Building Skills and Function Through Play and Practice
Occupational Therapy is a skilled treatment that focuses on facilitating development, enhancing function and maximizing independence in all daily life activities.
For children, the word "occupation" refers to play, self-care, school work and other activities that occupy a child's time.
The focus of Occupational Therapy is to provide services to children with varying deficits or delays, which may include fine motor, sensory motor, self-care, cognitive and oral motor/feeding skills.
Programs & Services We Offer
- Hand Therapy
- Custom Splints and Pressure Garments
- Constraint Induced Movement Therapy
- Activities of Daily Living (ADL)
- Sensory Integration
- Visual Perception
- Aquatic (Pool) Therapy
- Feeding and Oral/Motor
- Brachial Plexus
- SMART Social Skills Groups
- Summer Therapy Groups
- Instructions for Home Exercises
One key to an effective Occupational Therapy program is a complete evaluation. We consider the child’s age and diagnosis when we decide which abilities to test. Skill areas may include:
- Motor, mental, social and behavioral skills
- Muscle tone, strength and reflexes
- Feeding, swallowing or speaking skills
- Thinking, feeling, hearing and learning disabilities
- Self-care and independent living skills
- Sensory processing and/or modulation difficulties
- Need for special equipment, which may include adaptive seating, splints, casts or other devices
Who We Serve
We provide services to children of all ages, from newborn through the teen years.
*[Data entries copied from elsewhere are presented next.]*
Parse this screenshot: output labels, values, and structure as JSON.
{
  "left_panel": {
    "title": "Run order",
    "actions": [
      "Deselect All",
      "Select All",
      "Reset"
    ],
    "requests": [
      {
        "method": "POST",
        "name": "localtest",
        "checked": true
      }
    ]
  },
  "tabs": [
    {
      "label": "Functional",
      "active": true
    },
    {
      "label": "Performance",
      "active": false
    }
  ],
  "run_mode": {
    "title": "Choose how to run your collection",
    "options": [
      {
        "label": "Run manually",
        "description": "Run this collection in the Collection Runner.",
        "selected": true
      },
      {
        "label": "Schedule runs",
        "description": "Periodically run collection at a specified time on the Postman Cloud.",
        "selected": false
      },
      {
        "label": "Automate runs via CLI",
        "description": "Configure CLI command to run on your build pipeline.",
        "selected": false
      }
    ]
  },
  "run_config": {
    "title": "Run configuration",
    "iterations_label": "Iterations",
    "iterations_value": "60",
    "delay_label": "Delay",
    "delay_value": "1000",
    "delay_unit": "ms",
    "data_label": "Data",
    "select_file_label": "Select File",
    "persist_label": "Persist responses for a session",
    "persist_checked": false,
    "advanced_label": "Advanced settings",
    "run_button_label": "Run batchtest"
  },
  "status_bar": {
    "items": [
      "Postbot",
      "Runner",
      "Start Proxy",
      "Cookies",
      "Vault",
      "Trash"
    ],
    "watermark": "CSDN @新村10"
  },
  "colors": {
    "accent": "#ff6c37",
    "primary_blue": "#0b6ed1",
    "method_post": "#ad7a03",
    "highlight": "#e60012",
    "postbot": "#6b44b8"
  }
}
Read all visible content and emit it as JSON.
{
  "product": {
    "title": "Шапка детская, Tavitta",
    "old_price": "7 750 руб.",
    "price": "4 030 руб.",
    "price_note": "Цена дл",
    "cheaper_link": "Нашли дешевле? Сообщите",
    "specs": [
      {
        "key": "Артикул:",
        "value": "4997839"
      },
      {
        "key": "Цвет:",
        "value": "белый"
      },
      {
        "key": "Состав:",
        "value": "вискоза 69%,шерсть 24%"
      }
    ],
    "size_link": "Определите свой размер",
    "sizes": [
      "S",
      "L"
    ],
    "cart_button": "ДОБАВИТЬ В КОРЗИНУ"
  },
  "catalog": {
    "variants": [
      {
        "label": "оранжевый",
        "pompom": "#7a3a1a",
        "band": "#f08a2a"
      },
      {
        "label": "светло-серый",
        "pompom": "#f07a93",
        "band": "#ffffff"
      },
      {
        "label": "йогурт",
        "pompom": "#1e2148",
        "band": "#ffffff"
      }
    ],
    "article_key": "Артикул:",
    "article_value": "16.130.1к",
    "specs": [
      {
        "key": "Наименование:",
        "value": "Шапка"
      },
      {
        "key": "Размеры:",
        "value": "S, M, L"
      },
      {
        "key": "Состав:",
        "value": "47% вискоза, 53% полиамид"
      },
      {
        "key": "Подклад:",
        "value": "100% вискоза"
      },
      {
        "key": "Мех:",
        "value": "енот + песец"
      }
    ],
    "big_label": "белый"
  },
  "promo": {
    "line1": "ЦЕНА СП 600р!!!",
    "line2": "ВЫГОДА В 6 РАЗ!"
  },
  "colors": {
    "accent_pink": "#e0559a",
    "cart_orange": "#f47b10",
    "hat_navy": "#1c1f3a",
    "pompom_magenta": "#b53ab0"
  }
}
Some of the diagnoses and problems we help with are:
- Delayed development of mental, motor and social skills
- Nervous system problems
- cerebral palsy
- spina bifida
- Guillian-Barre syndrome
- brain and spinal cord injury
- Sensory/Motor Processing difficulties
- Conditions that require casting or splinting
- Babies born too early
- Problems brought on by long-term conditions such as BPD (bronchopulmonary dysplasia)
- Feeding problems
- Problems with learning and coordination (handwriting, cutting with scissors, daily self-care)
- Decreased strength, or limited movement in the shoulder, arm or hand
- Conditions that involve the use of certain bones or muscles (including hand injuries)
- Childhood cancer
Occupational Therapy maintains both inpatient and outpatient clinics on the main campus of Nationwide Children’s Hospital, as well as at other locations in Ohio.
Meet Our Leadership
Candace E. Coffman
Candace Coffman is the Mansfield Close To Home Center Director of Operations at Nationwide Children’s Hospital.
Megan E. McKim
Megan McKim is the Clinical Therapies Behavioral Health Clinical Manager at Nationwide Children’s Hospital.
Sara E. O'Rourke
Sara O’Rourke is the Outpatient Occupational Therapy Program Manager at Nationwide Children’s Hospital.
Slawomir Sarna is the Inpatient Therapies Program Manager at Nationwide Children’s Hospital.
New Patient Resources
- Crossroads Registration (main campus only)
- Parking Information (main campus only)
- Frequently Asked Questions
- Outpatient Clinics
- Helping Hands: School and Illness
- Patient Rights and Responsibilities
Shadow or Observe a Therapist
If you're interested in observing or shadowing an occupational or physical therapist, please complete our online application form. A representative will contact you within approximately 30 days.
Inside Occupational Therapy
Meet Our Team
Our occupational therapists help children gain independence in all areas of their lives. Meet our team of occupational therapists.
Pediatric Occupational Therapy Fellowship
The Nationwide Children's Hospital Pediatric Occupational Therapy Fellowship is an AOTA-approved 53 week clinical fellowship that begins in July.
You May Also Be Interested In
Getting Kids Ready for Kindergarten Screening with Occupational Therapy
An occupational therapist can evaluate a child’s performance in the developmental areas mentioned below and, if necessary, set up a plan of care that will help to address any skills in need of growth.
Early Motor Milestones: What to Expect in Your Child 0-6 Months
Do you understand how important movement is and when, or how, your baby should start moving? Here’s some insight from a parent — and pediatric physical therapist.
Early Motor Milestones: What to Expect in Your Child 6-12 Months
The other day we discussed early motor milestones for babies from birth to six months. Here are some guidelines for what to look for in your older baby. Six months: By six months, your baby should be able to sit up for brief periods of time without support from you.